It had never crossed his mind that he’d actually miss bumping shoulders with living strangers or that he’d have to clarify that the strangers were living at all.
The memory of the crowd’s chatter and the sound of traffic outside made the current silence all the more deafening. With a sigh, McCoy rubbed his brow and clicked his penlight off. He sat back against the teller’s booth he’d taken refuge behind and after a moment of staring at the ransacked cabinet across from him, counting his heartbeat and trying to keep his breathing as steady as possible, he reached out to the duffle bag at his side and clutched the strap.
Instantly, a sliver of stress and anxiety was shaved off. He relaxed just a bit. It was too dangerous to relax completely, and he couldn’t even if he wanted to, but this little comfort was at least enough to keep him from becoming a shaking mess.
The duffle bag full of supplies had become a sort of anchor for McCoy. Because despite everything that had gone wrong in the past week, this at least had gone right.
He patted the bag once then clicked his penlight on and shined the light on his wristwatch.
The time was 7:10 in the morning.
50 minutes, McCoy thought, watching the second hand ticking away. 50 minutes gone. Where are they?
50 minutes he’d been waiting for Ellis and Davis. 50 minutes after being told “wait here, doc,” before the two young men snuck out of one of the windows to scour the grocery store two blocks down for more supplies. 50 minutes of silence, of sitting alone on the floor, of feeling his heart pounding in his chest.
50 minutes of praying to whatever deity was still listening to keep the Infected wandering the streets instead of wandering across his hiding place.
50 minutes gone, and it felt like 50 years.
McCoy was still staring at his watch, briefly contemplating moving to the other teller’s booth just to pass the time, when he heard a shuffling noise.

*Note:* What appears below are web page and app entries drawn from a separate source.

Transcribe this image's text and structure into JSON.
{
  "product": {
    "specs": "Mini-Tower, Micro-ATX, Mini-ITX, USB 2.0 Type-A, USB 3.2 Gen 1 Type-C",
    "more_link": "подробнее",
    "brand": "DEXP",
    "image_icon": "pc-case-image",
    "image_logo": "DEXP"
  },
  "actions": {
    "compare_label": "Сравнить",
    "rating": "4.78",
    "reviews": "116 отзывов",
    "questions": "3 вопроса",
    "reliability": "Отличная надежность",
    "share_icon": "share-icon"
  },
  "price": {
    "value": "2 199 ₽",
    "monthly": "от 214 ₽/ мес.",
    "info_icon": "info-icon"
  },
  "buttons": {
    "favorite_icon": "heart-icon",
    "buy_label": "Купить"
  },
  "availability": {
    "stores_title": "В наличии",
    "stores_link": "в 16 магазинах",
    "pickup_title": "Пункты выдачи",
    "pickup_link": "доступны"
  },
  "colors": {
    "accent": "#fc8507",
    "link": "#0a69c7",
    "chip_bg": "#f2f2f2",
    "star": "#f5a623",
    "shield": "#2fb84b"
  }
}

His breath caught in his throat. The noise had come from the lobby, where McCoy’s view was blocked by the very teller’s booth that was keeping him hidden. He stuffed the penlight into his shirt pocket without shutting it off, because even the click of the button was too loud in the silence, and pressed himself back against the booth. He held his breath and listened.
He waited for what felt like an hour before letting himself breathe again. No other sound had reached his ears. Carefully, slowly, he went to his hands and knees and lowered his head until his cheek pressed against the cold tile. Through the narrow space between the booth’s edge and the floor, he could see the empty lobby. He squinted and saw the dark shape of the desk against the front doors, smaller shapes of overturned chairs, a short coffee table, a plastic plant laying on it’s side under a broken window.

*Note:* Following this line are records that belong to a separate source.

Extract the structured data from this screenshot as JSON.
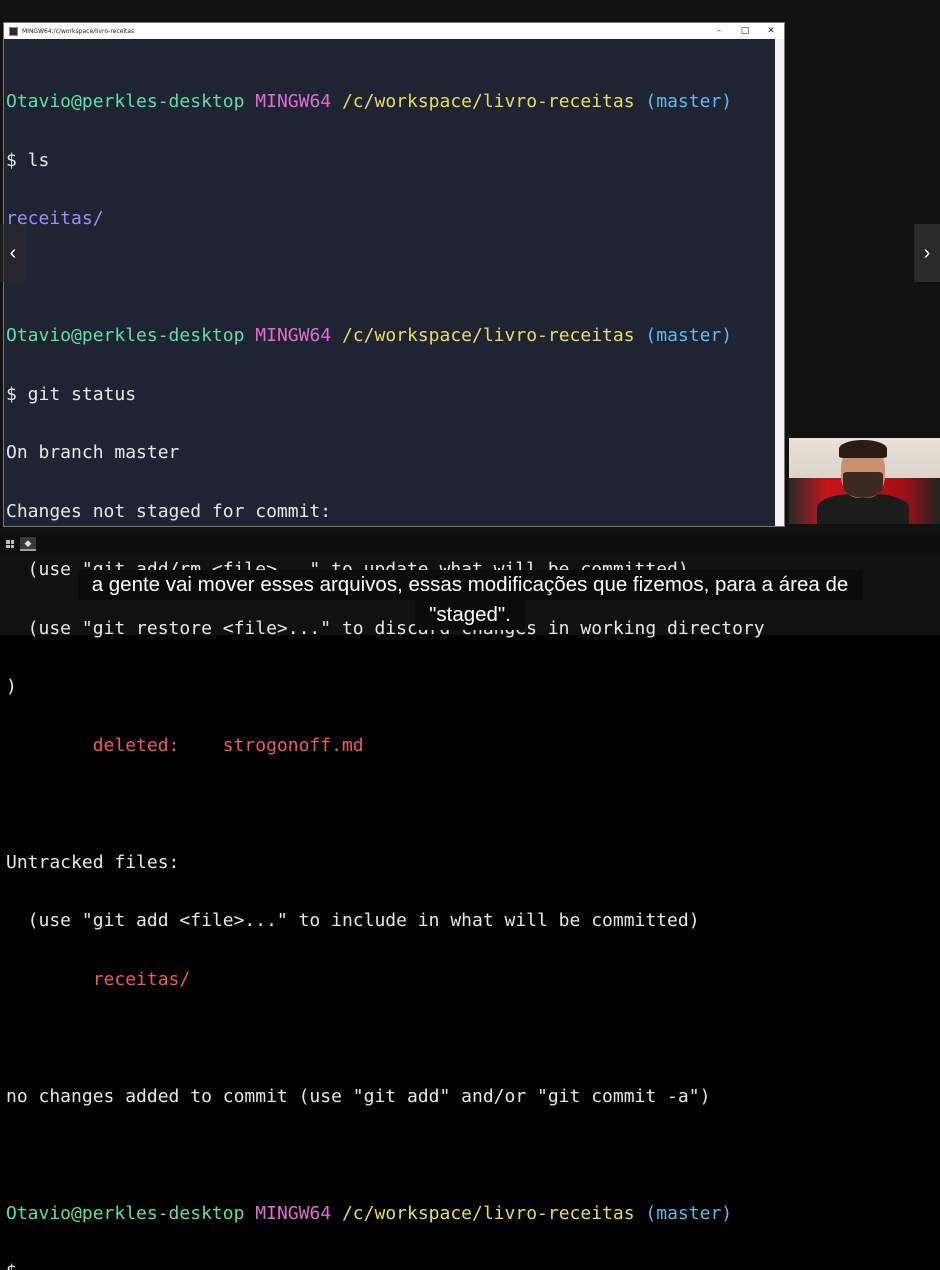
{
  "window": {
    "title": "MINGW64:/c/workspace/livro-receitas",
    "controls": [
      "–",
      "□",
      "✕"
    ]
  },
  "terminal": {
    "prompt_user": "Otavio@perkles-desktop",
    "prompt_ming": "MINGW64",
    "prompt_path": "/c/workspace/livro-receitas",
    "prompt_branch": "(master)",
    "cmd1": "$ ls",
    "out_ls": "receitas/",
    "cmd2": "$ git status",
    "l_branch": "On branch master",
    "l_notstaged": "Changes not staged for commit:",
    "l_hint1": "  (use \"git add/rm <file>...\" to update what will be committed)",
    "l_hint2": "  (use \"git restore <file>...\" to discard changes in working directory",
    "l_paren": ")",
    "l_deleted": "        deleted:    strogonoff.md",
    "l_untracked": "Untracked files:",
    "l_hint3": "  (use \"git add <file>...\" to include in what will be committed)",
    "l_untracked_dir": "        receitas/",
    "l_nochanges": "no changes added to commit (use \"git add\" and/or \"git commit -a\")",
    "cmd3": "$"
  },
  "nav": {
    "left": "‹",
    "right": "›"
  },
  "subtitle": {
    "line1": "a gente vai mover esses arquivos, essas modificações que fizemos, para a área de",
    "line2": "\"staged\"."
  },
  "colors": {
    "terminal_bg": "#1f2432",
    "user": "#5ee0a2",
    "mingw": "#e26bd4",
    "path": "#e9dc66",
    "branch": "#61b8f0",
    "directory": "#9d8df7",
    "deleted": "#f05a5a"
  },
  "icons": [
    "terminal-app-icon",
    "windows-start-icon",
    "chevron-left-icon",
    "chevron-right-icon"
  ]
}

There was no lumbering silhouette of a stranger, no shuffling feet moving across the floor.
McCoy sat back up and let his shoulders sag. With a huff, he removed his penlight and checked his watch again.
It was 7:12.

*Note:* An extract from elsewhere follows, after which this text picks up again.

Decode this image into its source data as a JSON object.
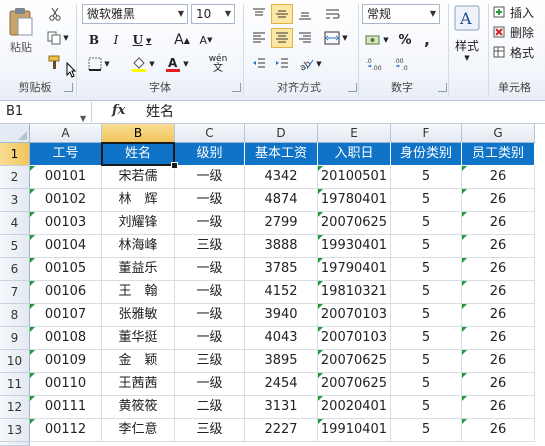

Well, he thought. There you go, another example of your surroundings affecting your perception of time. Those two minutes felt like a goddamn hour.
He sat back up and grabbed the duffle bag. It was going to be sunrise soon. If he hid behind the last teller’s booth, he’d have a decent view of the nearby window. Sunlight would shine through and he’d be able to keep a better eye out for anybody--friend or Infected--passing by.
He wrapped the bag’s strap around his hand and stood, hefting the heavy bag into his arms, and rolled his stiff shoulders.
Something shuffled behind him. His heart stopped. He whipped around, and before he could run, a body emerged from the darkness and slammed into him.
He choked on a curse and held the duffle bag up like a shield, shoving against the body that was pushing him towards the wall, until two hands grabbed his shoulders and shook him.
“Doc, it’s me!” A voice hissed.
McCoy froze. Breathing hard, he squinted and through the darkness saw two wide eyes in a young face staring back at him.
“Ellis?” He gasped, and when he heard a breathless “Yeah, doc,” in response, he relaxed back against the wall. He could breathe again. He ignored his racing heart and hissed back, “The hell have you been? Y’all disappeared almost an hour ago, I was beginning to think--”
“Shh!” Ellis slapped a hand over McCoy’s mouth. “Get down, the floor--”
Together they crouched on the floor. Ellis removed his trembling hand from McCoy’s face and fell back against the wall, still gasping as if he couldn’t get enough air into his lungs. Heart racing ever faster, McCoy set the duffle bag between them, and immediately aimed his penlight at Ellis’s face.
Ellis was unnaturally pale, sweat slick on his brow. Rather than meet McCoy’s gaze, he stared ahead with wide eyes.
Flecks of blood dotted his cheeks and neck.
McCoy pressed two fingers to Ellis’s neck and found his pulse. He noted the cold sweat, the slight tremor, the rapid heart rate. Slowly, he removed his hand and said, “Ellis. Were you--”
“No,” Ellis breathed. He wiped a hand down his face and said in a shaky voice, “I just--Hugh, he, he was--”
“Where is he?” McCoy asked. He somehow knew the answer but didn’t want to believe it. Hugh Davis, the young man who had volunteered for the supply run with such gusto, should have appeared alongside Ellis. But there were no accompanying footsteps in the lobby, no breathless apology for falling behind.
Ellis swallowed and gripped McCoy’s wrist. “It wasn’t my fault, doc. He went into this room. I told him not to, he didn’t listen--”
At that moment, someone screamed.
McCoy jumped to his feet. The scream was faint, far off, somewhere deeper in the city. Without another thought, McCoy hefted the duffle bag over his shoulder. Someone screamed again, a desperate and horrible sound, and McCoy looked to Ellis impatiently.
Still sitting against the wall, Ellis had a fist pressed against his brow, and didn’t meet McCoy’s eyes.
“Let’s go!” McCoy snapped, gesturing to the broken window. Ellis would have to lead the way.
But instead of moving ahead, Ellis grabbed McCoy’s hand and pulled him back to the floor.
“Ellis, what the hell!” McCoy cried out, falling to his knees. “What’s the matter with you? That’s Davis!”
“It’s too late,” Ellis gasped. “Too late.”
“No,” McCoy said, “He’s still out there. Where did you leave him?”
“It’s too late,” Ellis moaned as another pleading scream sounded. “There’s too many of them. They had him. And they followed me. There’s too many, doc.”
Looking entirely defeated, he released McCoy’s hand. McCoy stood again, but at that moment, the scream was silenced.
Instead, McCoy heard noises as if a crowd was moving slowly down the street. Shuffling, moaning, moving towards the First Capital Bank.
Feeling suddenly dizzy with grief and frustration, McCoy went once again to his hands and knees. He looked through the space between the booth’s edge and the floor. Soft beams of light shone in above the mahogany desk that leaned against the entrance’s glass doors.
The beams were interrupted by slow shapes moving along the sidewalk.
“God forgive me,” Ellis said in a thick voice behind him. “I didn’t mean to leave him, I swear.”
McCoy didn’t answer. Davis was gone. Infected were at the door. McCoy was hiding behind a goddamn teller’s booth with a penlight, a duffle bag heavy with supplies, and a man more terrified than he was.
This really was shaping up to be the longest damn morning of his life.